▸ What to work on
Would you please return all of the entries below exactly as shown?

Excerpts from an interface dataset
- - - -
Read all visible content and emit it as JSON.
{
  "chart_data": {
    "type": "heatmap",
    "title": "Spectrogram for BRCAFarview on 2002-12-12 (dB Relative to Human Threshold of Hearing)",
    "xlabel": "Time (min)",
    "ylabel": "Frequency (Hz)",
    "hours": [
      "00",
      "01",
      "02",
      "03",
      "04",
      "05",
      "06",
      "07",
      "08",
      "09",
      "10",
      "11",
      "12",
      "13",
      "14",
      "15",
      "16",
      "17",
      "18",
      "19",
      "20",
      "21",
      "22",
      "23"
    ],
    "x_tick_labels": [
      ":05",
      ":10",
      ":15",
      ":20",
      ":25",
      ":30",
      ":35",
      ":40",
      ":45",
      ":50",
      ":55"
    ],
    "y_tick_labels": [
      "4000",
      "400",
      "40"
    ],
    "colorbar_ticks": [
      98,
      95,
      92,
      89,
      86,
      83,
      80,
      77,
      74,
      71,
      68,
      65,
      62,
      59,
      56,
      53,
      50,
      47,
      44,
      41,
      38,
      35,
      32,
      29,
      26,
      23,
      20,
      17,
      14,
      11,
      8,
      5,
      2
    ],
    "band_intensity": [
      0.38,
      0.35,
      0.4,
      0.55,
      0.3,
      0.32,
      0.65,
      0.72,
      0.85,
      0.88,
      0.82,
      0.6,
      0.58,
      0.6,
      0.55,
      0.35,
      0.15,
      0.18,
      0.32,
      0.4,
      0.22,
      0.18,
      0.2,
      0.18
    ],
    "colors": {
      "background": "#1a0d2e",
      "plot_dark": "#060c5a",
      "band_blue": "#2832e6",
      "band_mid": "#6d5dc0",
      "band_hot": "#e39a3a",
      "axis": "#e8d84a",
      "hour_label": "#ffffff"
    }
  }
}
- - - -
▸ Task answer
Read all visible content and emit it as JSON.
{
  "chart_data": {
    "type": "heatmap",
    "title": "Spectrogram for BRCAFarview on 2002-12-12 (dB Relative to Human Threshold of Hearing)",
    "xlabel": "Time (min)",
    "ylabel": "Frequency (Hz)",
    "hours": [
      "00",
      "01",
      "02",
      "03",
      "04",
      "05",
      "06",
      "07",
      "08",
      "09",
      "10",
      "11",
      "12",
      "13",
      "14",
      "15",
      "16",
      "17",
      "18",
      "19",
      "20",
      "21",
      "22",
      "23"
    ],
    "x_tick_labels": [
      ":05",
      ":10",
      ":15",
      ":20",
      ":25",
      ":30",
      ":35",
      ":40",
      ":45",
      ":50",
      ":55"
    ],
    "y_tick_labels": [
      "4000",
      "400",
      "40"
    ],
    "colorbar_ticks": [
      98,
      95,
      92,
      89,
      86,
      83,
      80,
      77,
      74,
      71,
      68,
      65,
      62,
      59,
      56,
      53,
      50,
      47,
      44,
      41,
      38,
      35,
      32,
      29,
      26,
      23,
      20,
      17,
      14,
      11,
      8,
      5,
      2
    ],
    "band_intensity": [
      0.38,
      0.35,
      0.4,
      0.55,
      0.3,
      0.32,
      0.65,
      0.72,
      0.85,
      0.88,
      0.82,
      0.6,
      0.58,
      0.6,
      0.55,
      0.35,
      0.15,
      0.18,
      0.32,
      0.4,
      0.22,
      0.18,
      0.2,
      0.18
    ],
    "colors": {
      "background": "#1a0d2e",
      "plot_dark": "#060c5a",
      "band_blue": "#2832e6",
      "band_mid": "#6d5dc0",
      "band_hot": "#e39a3a",
      "axis": "#e8d84a",
      "hour_label": "#ffffff"
    }
  }
}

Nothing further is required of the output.